After six or seven times of holding this action, it’s still a little different every time. We’ve been able to delay them for longer and longer, even when greatly outnumbered. One of our members has rewritten the union song “Solidarity Forever” with excellent feminist lyrics, which we sing when we’re near the clinic. We’ve briefly shut down Houston Street; neighbors and patients have begun to join us.
It’s true that NYCFAR is organizing in a context that has a high level of abortion access, relative to other regions of the country. But this just speaks to how low the bar has fallen. In New York City, enjoying a relatively high level of access still means putting up with fifty to a hundred or more antis on a regular basis, led by anti-abortion activists who have made it a habit of invading clinics up and down the East Coast, as recently as December of 2018 in New Jersey — but not in Manhattan, where they’ve come to expect our counter-protest at their church on a regular basis.
Of course, many clinics are under siege and at risk of eviction, and can’t devote scarce resources to coordinating clinic defense. But can a wider movement try? Do we have the numbers? Do we need to wait until the end of Roe? Is there room in our movement for the sort of bold interventions that can reshape the discourse and build power, as the airport protests in response to the Muslim ban did?
A call for clinic defense is a call to expand the horizon of what a radical reproductive rights movement can look like.

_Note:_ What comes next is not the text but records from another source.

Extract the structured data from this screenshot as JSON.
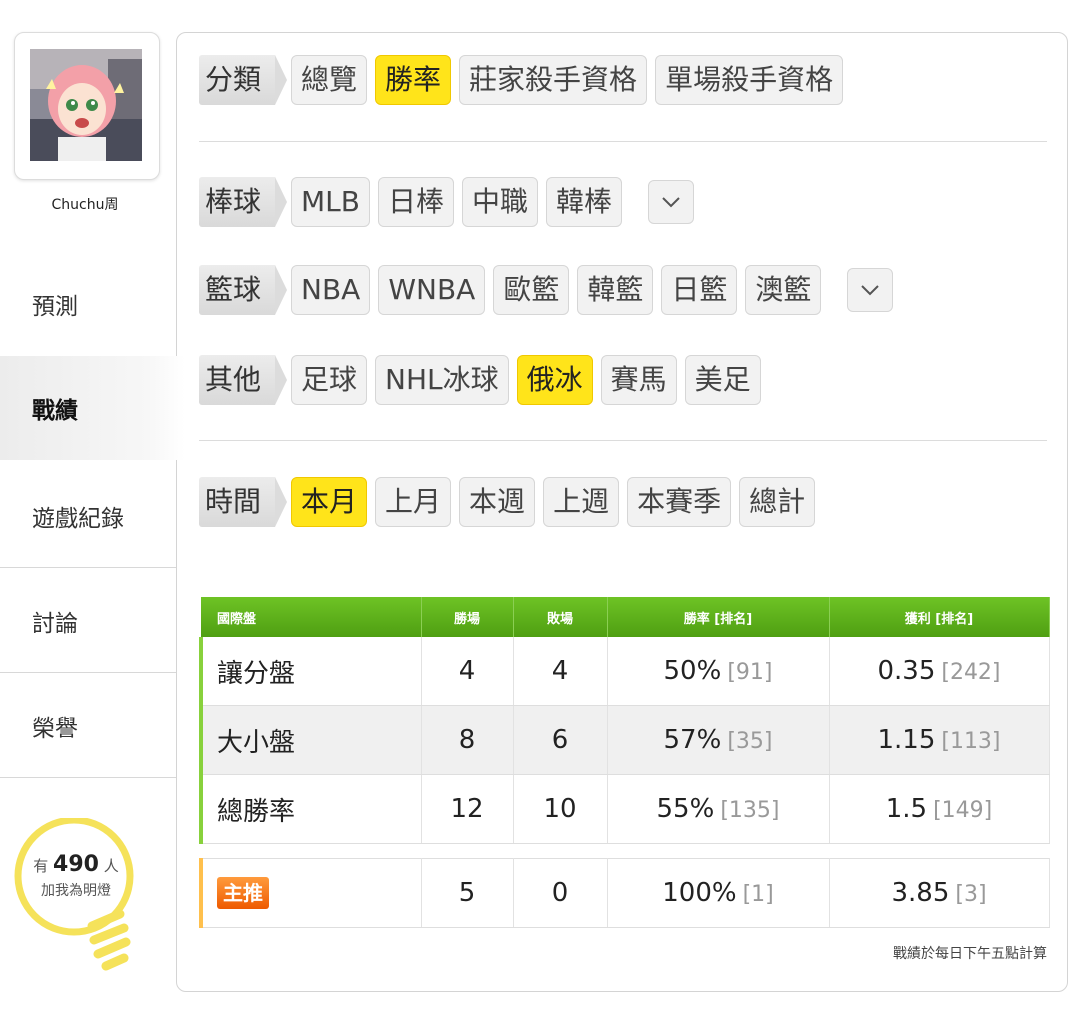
{
  "sidebar": {
    "username": "Chuchu周",
    "nav": [
      "預測",
      "戰績",
      "遊戲紀錄",
      "討論",
      "榮譽"
    ],
    "active_nav": "戰績",
    "lamp": {
      "prefix": "有",
      "count": "490",
      "suffix": "人",
      "caption": "加我為明燈"
    }
  },
  "filters": {
    "category": {
      "label": "分類",
      "options": [
        "總覽",
        "勝率",
        "莊家殺手資格",
        "單場殺手資格"
      ],
      "active": "勝率"
    },
    "baseball": {
      "label": "棒球",
      "options": [
        "MLB",
        "日棒",
        "中職",
        "韓棒"
      ]
    },
    "basketball": {
      "label": "籃球",
      "options": [
        "NBA",
        "WNBA",
        "歐籃",
        "韓籃",
        "日籃",
        "澳籃"
      ]
    },
    "other": {
      "label": "其他",
      "options": [
        "足球",
        "NHL冰球",
        "俄冰",
        "賽馬",
        "美足"
      ],
      "active": "俄冰"
    },
    "time": {
      "label": "時間",
      "options": [
        "本月",
        "上月",
        "本週",
        "上週",
        "本賽季",
        "總計"
      ],
      "active": "本月"
    }
  },
  "table": {
    "headers": [
      "國際盤",
      "勝場",
      "敗場",
      "勝率 [排名]",
      "獲利 [排名]"
    ],
    "rows": [
      {
        "name": "讓分盤",
        "win": "4",
        "loss": "4",
        "rate": "50%",
        "rate_rank": "[91]",
        "profit": "0.35",
        "profit_rank": "[242]"
      },
      {
        "name": "大小盤",
        "win": "8",
        "loss": "6",
        "rate": "57%",
        "rate_rank": "[35]",
        "profit": "1.15",
        "profit_rank": "[113]"
      },
      {
        "name": "總勝率",
        "win": "12",
        "loss": "10",
        "rate": "55%",
        "rate_rank": "[135]",
        "profit": "1.5",
        "profit_rank": "[149]"
      }
    ],
    "main_pick": {
      "badge": "主推",
      "win": "5",
      "loss": "0",
      "rate": "100%",
      "rate_rank": "[1]",
      "profit": "3.85",
      "profit_rank": "[3]"
    },
    "footnote": "戰績於每日下午五點計算"
  },
  "colors": {
    "highlight": "#ffe41a",
    "header_green": "#5cb21a",
    "badge_orange": "#f06a0a",
    "lamp_yellow": "#f5e25a"
  },
  "icons": {
    "dropdown": "chevron-down-icon",
    "lamp": "lightbulb-icon"
  }
}
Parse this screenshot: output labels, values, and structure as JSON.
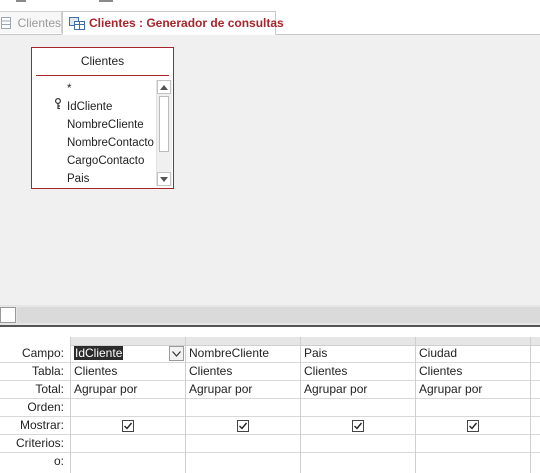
{
  "tabs": [
    {
      "label": "Clientes",
      "active": false
    },
    {
      "label": "Clientes : Generador de consultas",
      "active": true
    }
  ],
  "table_box": {
    "title": "Clientes",
    "fields": [
      {
        "label": "*",
        "primary_key": false
      },
      {
        "label": "IdCliente",
        "primary_key": true
      },
      {
        "label": "NombreCliente",
        "primary_key": false
      },
      {
        "label": "NombreContacto",
        "primary_key": false
      },
      {
        "label": "CargoContacto",
        "primary_key": false
      },
      {
        "label": "Pais",
        "primary_key": false
      }
    ]
  },
  "grid": {
    "row_labels": {
      "campo": "Campo:",
      "tabla": "Tabla:",
      "total": "Total:",
      "orden": "Orden:",
      "mostrar": "Mostrar:",
      "criterios": "Criterios:",
      "o": "o:"
    },
    "columns": [
      {
        "campo": "IdCliente",
        "tabla": "Clientes",
        "total": "Agrupar por",
        "orden": "",
        "mostrar": true,
        "criterios": "",
        "o": ""
      },
      {
        "campo": "NombreCliente",
        "tabla": "Clientes",
        "total": "Agrupar por",
        "orden": "",
        "mostrar": true,
        "criterios": "",
        "o": ""
      },
      {
        "campo": "Pais",
        "tabla": "Clientes",
        "total": "Agrupar por",
        "orden": "",
        "mostrar": true,
        "criterios": "",
        "o": ""
      },
      {
        "campo": "Ciudad",
        "tabla": "Clientes",
        "total": "Agrupar por",
        "orden": "",
        "mostrar": true,
        "criterios": "",
        "o": ""
      },
      {
        "campo": "",
        "tabla": "",
        "total": "",
        "orden": "",
        "mostrar": false,
        "criterios": "",
        "o": ""
      }
    ]
  },
  "colors": {
    "accent": "#a4262c",
    "design_bg": "#f0f0f0",
    "selection": "#2b2b2b"
  },
  "icons": {
    "active_tab": "query-designer-icon",
    "inactive_tab": "table-icon",
    "primary_key": "key-icon",
    "dropdown": "chevron-down-icon"
  }
}
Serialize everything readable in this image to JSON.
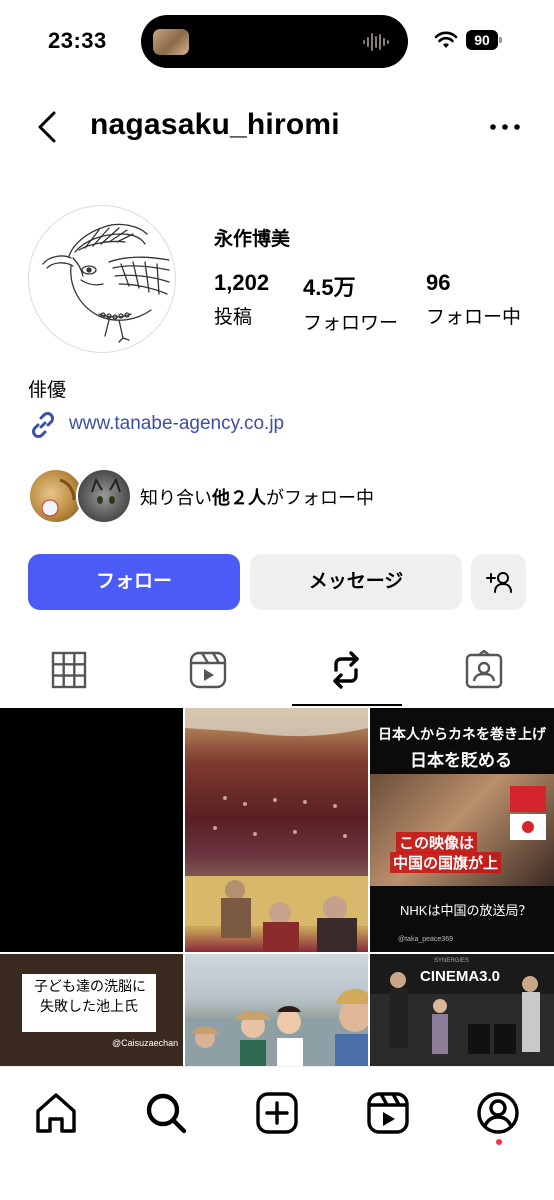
{
  "status_bar": {
    "time": "23:33",
    "battery": "90"
  },
  "header": {
    "username": "nagasaku_hiromi"
  },
  "profile": {
    "full_name": "永作博美",
    "stats": [
      {
        "value": "1,202",
        "label": "投稿"
      },
      {
        "value": "4.5万",
        "label": "フォロワー"
      },
      {
        "value": "96",
        "label": "フォロー中"
      }
    ],
    "bio": "俳優",
    "link": "www.tanabe-agency.co.jp",
    "mutual_prefix": "知り合い",
    "mutual_bold": "他２人",
    "mutual_suffix": "がフォロー中"
  },
  "buttons": {
    "follow": "フォロー",
    "message": "メッセージ"
  },
  "tabs": [
    "grid",
    "reels",
    "reposts",
    "tagged"
  ],
  "active_tab": "reposts",
  "grid": {
    "cell3": {
      "title1": "日本人からカネを巻き上げ",
      "title2": "日本を貶める",
      "red1": "この映像は",
      "red2": "中国の国旗が上",
      "question": "NHKは中国の放送局？",
      "handle": "@taka_peace369"
    },
    "cell4": {
      "line1": "子ども達の洗脳に",
      "line2": "失敗した池上氏",
      "handle": "@Caisuzaechan"
    },
    "cell6": {
      "title": "CINEMA3.0",
      "brand": "SYNERGIES"
    }
  },
  "colors": {
    "accent": "#4a5cf5",
    "link": "#3b4eaa",
    "notification": "#ff3040"
  }
}
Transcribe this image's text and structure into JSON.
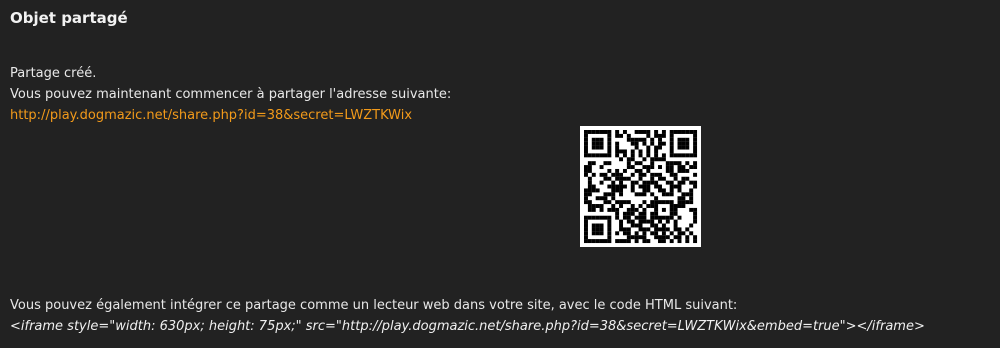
{
  "share": {
    "title": "Objet partagé",
    "created_text": "Partage créé.",
    "instruction_text": "Vous pouvez maintenant commencer à partager l'adresse suivante:",
    "share_url": "http://play.dogmazic.net/share.php?id=38&secret=LWZTKWix",
    "qr_code": {
      "icon": "qr-code-icon",
      "encoded_url": "http://play.dogmazic.net/share.php?id=38&secret=LWZTKWix"
    },
    "embed_text": "Vous pouvez également intégrer ce partage comme un lecteur web dans votre site, avec le code HTML suivant:",
    "embed_code": "<iframe style=\"width: 630px; height: 75px;\" src=\"http://play.dogmazic.net/share.php?id=38&secret=LWZTKWix&embed=true\"></iframe>"
  },
  "colors": {
    "background": "#222222",
    "text": "#e8e8e8",
    "link": "#f29a1a"
  }
}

Rallies, marches, strikes, civil disobedience, confrontation, refusal, defiance, walk-outs, speak-outs, sit-ins, die-ins, blockades, carefully planned and competently executed clinic defenses: we’re ready, we’re hungry for it, we can’t wait any longer.